So a longstanding Friday morning habit of mine has been to spend the first hour or so catching up on my design rags and blogs. This inevitably leads me on the wild goose-chase from site to site; destructively loaded on caffeine and bumping aimlessly through the pretty pictures of a dozen sites or so. At the end of which, I’m feeling a little mentally numb and begin feeling that everything I’m doing with my design career is equivalent to running in place at the retard farm. It’s a frustration that use to drive me nuts after architecture school, but as the years have past, I’ve become more comfortable with doing little and looking at the great work of others. And then you bump into a truly bad-ass site with people doing good work. Hell, they had me sold at the studio name, “We should do it all”. No shit, that should be MY name. I want to do it all too!

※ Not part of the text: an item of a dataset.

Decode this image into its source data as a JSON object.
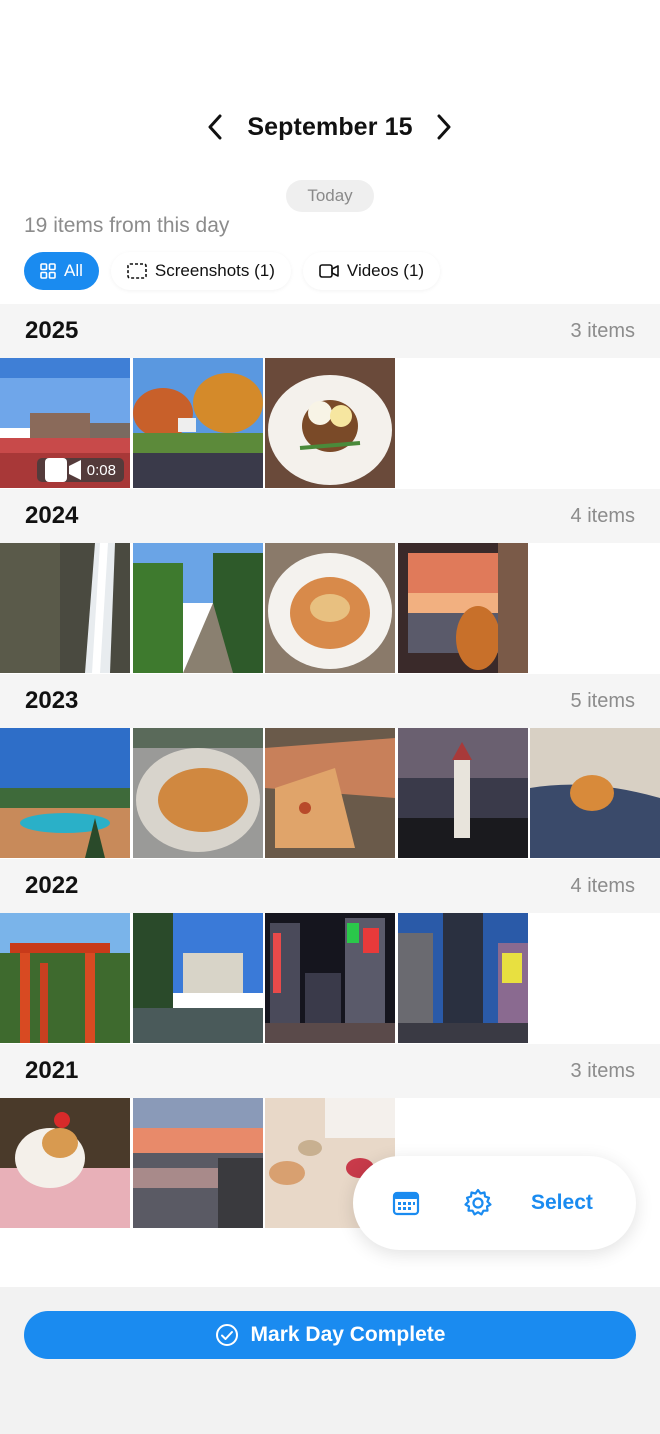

Then again, they probably didn’t just spend the first two hours of their morning wearing off a tequila hangover by surfing. anyhow, nice site, some great work, and maybe the envy will motivate me to do something other than sit here: http://www.wsdia.com/
UPDATE: Now I know why they hit so far into my creative gut – they’re architects gone designers! nice little interview with them at Archinet:
Architecture school is the highest test for anyone who wants to be a designer/creator. It’s an incredible test of your love for this profession, and you don’t love it…architecture school will definitely weed you out. The most appreciated skill I gained from Kent’s program was being able to communicate my ideas about concepts and ideas through heavy critique. This tool is vital for our studio in expressing our designs to our clients. Being able to critique your own and other’s work, and being able to take criticism, is something I am proud of.